Cambodia is a beautiful and culturally rich nation, which unfortunately, is also known in the outside world for its troubled history. War and hardship have plagued the country, and though there is relative peace now, the effects are still fresh in the hearts and minds of the citizens.
There is a new generation that was touched by strife, but are keen to put Cambodia back on the map for the right reasons — to show that the people have overcome their past, and as a nation, have plenty to offer.
Chan Rothana was born in a refugee camp on the Thai border during the civil war, and through martial arts, he is slowly proving people can achieve great things, even if their start in life was not perfect.
To say it was not perfect is a euphemism of epic proportions, with family members killed in the genocide, homelessness, and abject poverty.
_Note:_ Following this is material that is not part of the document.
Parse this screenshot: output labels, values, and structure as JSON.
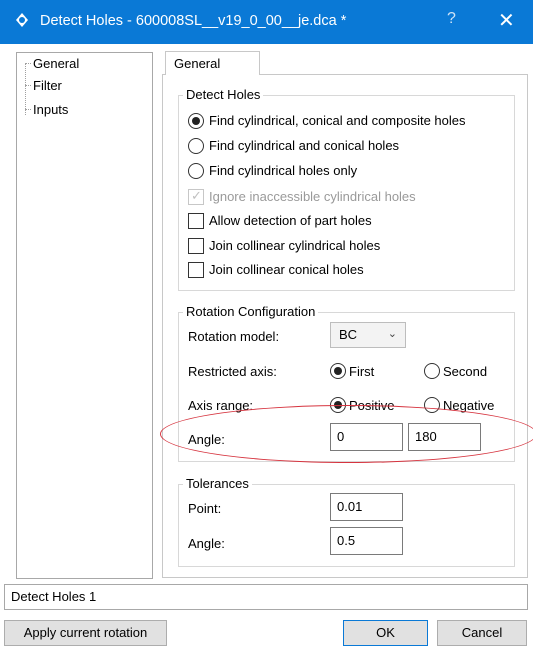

However, when they were able to return to Cambodia in 1992, Rothana instantly knew he was home.
“I realized the beauty of my culture and the horror of the civil war,” the 31-year-old explains. “Now our country is changing, war is in the past, and I want to show that Cambodia is [once again] a great country like it was.”
Education was not a privilege he could take full advantage of. He came from a large family with 17 other siblings and he needed to help them survive, so his schooling was cut short in favor of an education in combat. After all, fighting was in his blood.
Rothana’s father is one of just two living grand masters in the Khmer martial art of Yutakhun Khom. At first, it was just a means of paying the bills, but now he also sees it as a way of projecting pride in his culture, and helping to bring prestige to his family, his art, and his nation.
“There are two main reasons why I fight,” he begins. “First, I do it to support my family and be able to afford what I did not have when I was young. Secondly, it is to promote Cambodia and our Khmer martial art – the one my father taught me – Yutakhun Khom.”
Having competed in Kun Khmer since he was 16, he easily racked up over a hundred fights to his credit. By 2014, he was starting to set his eyes on retirement so he could focus on coaching the next generation.
ONE Championship played a part in his competitive revival, however. Rothana was a fan of the Asian mixed martial arts promotion, and saw it as a great opportunity to display his art on a global platform.
After making a successful debut at a local show in Cambodia, he was able to sign with the MMA giant, where he has been fighting ever since.
“MMA is a great sport, and ONE Championship a great organization that changed my life conditions, but it is not an easy road,” Rothana says.
Not only is he fighting on the world’s biggest stage, but he is also giving back to the community. Through his team, SELAPAK, and FightForCambodia.org, Rothana is using his own prowess to raise awareness and better help youngsters of the next generation.
“We identify young fighters with high potential and support them, because they generally come from poor backgrounds,” the Phnom Penh native offers, describing the initiative which delivers, amongst other things, free training, equipment, medical support, English lessons, and funding for Cambodian youths.
Rothana has used the martial arts to improve his own personal situation in life, but now he is also using it to help other young people in his country to do the same. By staying true to his mission and sharing his art, he is undoubtedly doing his part for the country’s steady revival.